Exercise prompt: Reproduce the listing below character for character; drop every image.

Supplied data:

┄┄┄┄┄┄┄┄┄┄

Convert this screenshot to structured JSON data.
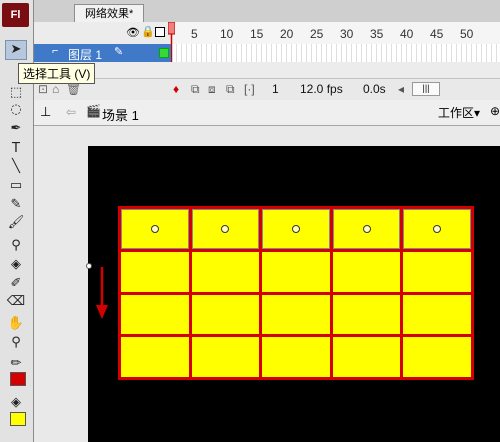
{
  "app": {
    "logo_text": "Fl"
  },
  "tooltip": {
    "text": "选择工具 (V)"
  },
  "document_tab": {
    "title": "网络效果*"
  },
  "timeline": {
    "frame_ticks": [
      "5",
      "10",
      "15",
      "20",
      "25",
      "30",
      "35",
      "40",
      "45",
      "50"
    ],
    "layer_name": "图层 1"
  },
  "status_bar": {
    "current_frame": "1",
    "fps": "12.0 fps",
    "time": "0.0s"
  },
  "edit_bar": {
    "scene_label": "场景 1",
    "workspace_label": "工作区"
  },
  "colors": {
    "stroke": "#d40000",
    "fill": "#ffff00",
    "stage": "#000000"
  },
  "stage_grid": {
    "rows": 4,
    "cols": 5,
    "circle_row": 0
  }
}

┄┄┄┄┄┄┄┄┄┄

Result for this task:
Convert this screenshot to structured JSON data.
{
  "app": {
    "logo_text": "Fl"
  },
  "tooltip": {
    "text": "选择工具 (V)"
  },
  "document_tab": {
    "title": "网络效果*"
  },
  "timeline": {
    "frame_ticks": [
      "5",
      "10",
      "15",
      "20",
      "25",
      "30",
      "35",
      "40",
      "45",
      "50"
    ],
    "layer_name": "图层 1"
  },
  "status_bar": {
    "current_frame": "1",
    "fps": "12.0 fps",
    "time": "0.0s"
  },
  "edit_bar": {
    "scene_label": "场景 1",
    "workspace_label": "工作区"
  },
  "colors": {
    "stroke": "#d40000",
    "fill": "#ffff00",
    "stage": "#000000"
  },
  "stage_grid": {
    "rows": 4,
    "cols": 5,
    "circle_row": 0
  }
}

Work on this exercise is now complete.